All day long, a photo-electric robot counts people entering the main Public Library in New York City. A score of others count all automobiles crossing the Ambassador Bridge between Detroit, Mich., and Windsor, Canada. Others, buried in the pavement concrete of the Holland Tunnel, under the Hudson River from New York City to Jersey City, N. J., count the cars speeding past.
At the intersection of Trenton Avenue and the Lincoln Highway, in Wilkinsburg, Pa., the light is always green for traffic on the highway except when a car approaches the corner of the side street, which has comparatively little traffic. Then the light changes to red until the car has passed and then switches to green again as if by magic. Photo-electric cells and beams of light stretching across the side street automatically change the lights when a car approaches.
Special tests are made on the sprinters of one Eastern university to discover where they lose fractions of a second in the hundred-yard dash. At ten-foot intervals, electric eye timing devices record their speed on paper disks, giving it to a thousandth of a second. Study of these records show where the athletes slow down and where extra training was necessary.
Every time a player steps over the foul line in a Schenectady, N. Y., bowling alley, a red light flashes on. He has stepped on a beam of light trained across the alley on an electric eye. The decision of this automatic umpire is infallible and is accepted by contestants without question.
TURNING on the fountain as you bend over for a drink; swinging open the garage doors as you drive up with your headlights on; cutting off hot steel rods at exactly the same length as they rush at fifteen miles an hour from the rolls; picking out rust spots, holes, and thin places in sheet metal; shunting mailbags and material on conveyor belts to the right destination, and sorting and filing cards in different compartments according to combinations of stencils cut in the pasteboard, are other astonishing feats of these light-sensitive miracle tubes.
What lies ahead for these miracle cells? The most dramatic accomplishment of all, many scientists believe: the transmuting of sunlight into electric current!

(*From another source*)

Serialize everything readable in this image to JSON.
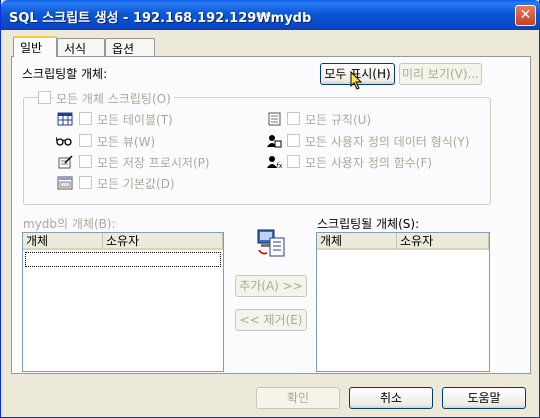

In several part of the world, researches with light-sensitive materials are being carried on with this end in view. In Germany, Dr. Bruno Lange, with his chemical sandwiches, has succeeded in keeping a light burning day after day with current from the sun. (P. S. M., p. 41, Jun. ’31.) While all the apparatus so far constructed has been too inefficient for commercial application, many experts believe that the researches stimulated by the feats of the photo-electric cell, the wonder tool of today, will eventually lead to a practicable means of tapping the power in sunlight.